> Task details: An exact copy of every entry is needed here; the images stay out.

> Items from an interface collection:
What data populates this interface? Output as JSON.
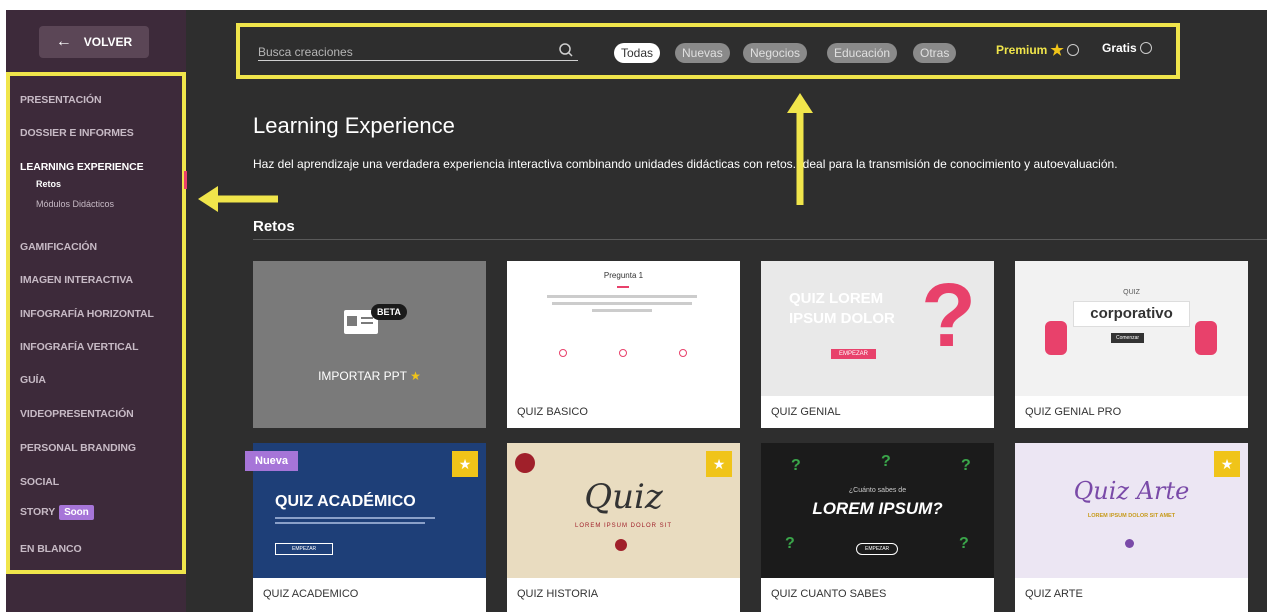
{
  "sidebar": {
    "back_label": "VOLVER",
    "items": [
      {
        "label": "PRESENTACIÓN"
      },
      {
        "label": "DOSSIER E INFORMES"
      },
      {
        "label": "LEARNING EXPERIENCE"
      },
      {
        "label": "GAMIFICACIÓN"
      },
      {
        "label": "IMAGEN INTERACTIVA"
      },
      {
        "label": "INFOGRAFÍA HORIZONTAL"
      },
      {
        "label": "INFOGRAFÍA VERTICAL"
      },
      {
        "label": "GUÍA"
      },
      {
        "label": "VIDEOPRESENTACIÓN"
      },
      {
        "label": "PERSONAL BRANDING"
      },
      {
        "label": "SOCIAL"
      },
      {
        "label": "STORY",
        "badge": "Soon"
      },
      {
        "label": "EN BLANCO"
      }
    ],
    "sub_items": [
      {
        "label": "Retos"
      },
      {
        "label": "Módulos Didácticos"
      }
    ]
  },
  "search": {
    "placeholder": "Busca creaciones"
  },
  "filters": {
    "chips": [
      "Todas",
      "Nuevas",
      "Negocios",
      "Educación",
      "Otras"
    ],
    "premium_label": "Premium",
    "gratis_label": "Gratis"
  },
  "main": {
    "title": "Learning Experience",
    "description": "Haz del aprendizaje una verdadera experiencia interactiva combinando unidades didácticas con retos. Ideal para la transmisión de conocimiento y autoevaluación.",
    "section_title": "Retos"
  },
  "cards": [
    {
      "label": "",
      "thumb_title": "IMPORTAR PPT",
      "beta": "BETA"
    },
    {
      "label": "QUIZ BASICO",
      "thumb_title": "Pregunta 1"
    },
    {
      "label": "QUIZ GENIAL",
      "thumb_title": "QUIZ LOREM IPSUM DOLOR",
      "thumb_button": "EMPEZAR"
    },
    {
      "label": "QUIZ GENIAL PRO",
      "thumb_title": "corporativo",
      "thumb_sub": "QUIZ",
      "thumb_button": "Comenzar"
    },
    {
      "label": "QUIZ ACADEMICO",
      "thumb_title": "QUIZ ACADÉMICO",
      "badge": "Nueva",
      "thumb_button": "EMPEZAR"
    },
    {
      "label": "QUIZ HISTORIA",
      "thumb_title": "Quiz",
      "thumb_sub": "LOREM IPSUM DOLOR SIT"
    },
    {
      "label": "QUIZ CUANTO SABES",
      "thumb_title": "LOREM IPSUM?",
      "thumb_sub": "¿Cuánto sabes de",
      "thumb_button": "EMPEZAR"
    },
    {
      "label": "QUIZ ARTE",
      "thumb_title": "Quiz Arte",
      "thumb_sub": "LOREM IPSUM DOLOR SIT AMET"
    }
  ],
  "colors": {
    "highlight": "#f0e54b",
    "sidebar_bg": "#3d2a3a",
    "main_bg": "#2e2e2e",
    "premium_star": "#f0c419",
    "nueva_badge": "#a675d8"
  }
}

> Response for this exercise:
What data populates this interface? Output as JSON.
{
  "sidebar": {
    "back_label": "VOLVER",
    "items": [
      {
        "label": "PRESENTACIÓN"
      },
      {
        "label": "DOSSIER E INFORMES"
      },
      {
        "label": "LEARNING EXPERIENCE"
      },
      {
        "label": "GAMIFICACIÓN"
      },
      {
        "label": "IMAGEN INTERACTIVA"
      },
      {
        "label": "INFOGRAFÍA HORIZONTAL"
      },
      {
        "label": "INFOGRAFÍA VERTICAL"
      },
      {
        "label": "GUÍA"
      },
      {
        "label": "VIDEOPRESENTACIÓN"
      },
      {
        "label": "PERSONAL BRANDING"
      },
      {
        "label": "SOCIAL"
      },
      {
        "label": "STORY",
        "badge": "Soon"
      },
      {
        "label": "EN BLANCO"
      }
    ],
    "sub_items": [
      {
        "label": "Retos"
      },
      {
        "label": "Módulos Didácticos"
      }
    ]
  },
  "search": {
    "placeholder": "Busca creaciones"
  },
  "filters": {
    "chips": [
      "Todas",
      "Nuevas",
      "Negocios",
      "Educación",
      "Otras"
    ],
    "premium_label": "Premium",
    "gratis_label": "Gratis"
  },
  "main": {
    "title": "Learning Experience",
    "description": "Haz del aprendizaje una verdadera experiencia interactiva combinando unidades didácticas con retos. Ideal para la transmisión de conocimiento y autoevaluación.",
    "section_title": "Retos"
  },
  "cards": [
    {
      "label": "",
      "thumb_title": "IMPORTAR PPT",
      "beta": "BETA"
    },
    {
      "label": "QUIZ BASICO",
      "thumb_title": "Pregunta 1"
    },
    {
      "label": "QUIZ GENIAL",
      "thumb_title": "QUIZ LOREM IPSUM DOLOR",
      "thumb_button": "EMPEZAR"
    },
    {
      "label": "QUIZ GENIAL PRO",
      "thumb_title": "corporativo",
      "thumb_sub": "QUIZ",
      "thumb_button": "Comenzar"
    },
    {
      "label": "QUIZ ACADEMICO",
      "thumb_title": "QUIZ ACADÉMICO",
      "badge": "Nueva",
      "thumb_button": "EMPEZAR"
    },
    {
      "label": "QUIZ HISTORIA",
      "thumb_title": "Quiz",
      "thumb_sub": "LOREM IPSUM DOLOR SIT"
    },
    {
      "label": "QUIZ CUANTO SABES",
      "thumb_title": "LOREM IPSUM?",
      "thumb_sub": "¿Cuánto sabes de",
      "thumb_button": "EMPEZAR"
    },
    {
      "label": "QUIZ ARTE",
      "thumb_title": "Quiz Arte",
      "thumb_sub": "LOREM IPSUM DOLOR SIT AMET"
    }
  ],
  "colors": {
    "highlight": "#f0e54b",
    "sidebar_bg": "#3d2a3a",
    "main_bg": "#2e2e2e",
    "premium_star": "#f0c419",
    "nueva_badge": "#a675d8"
  }
}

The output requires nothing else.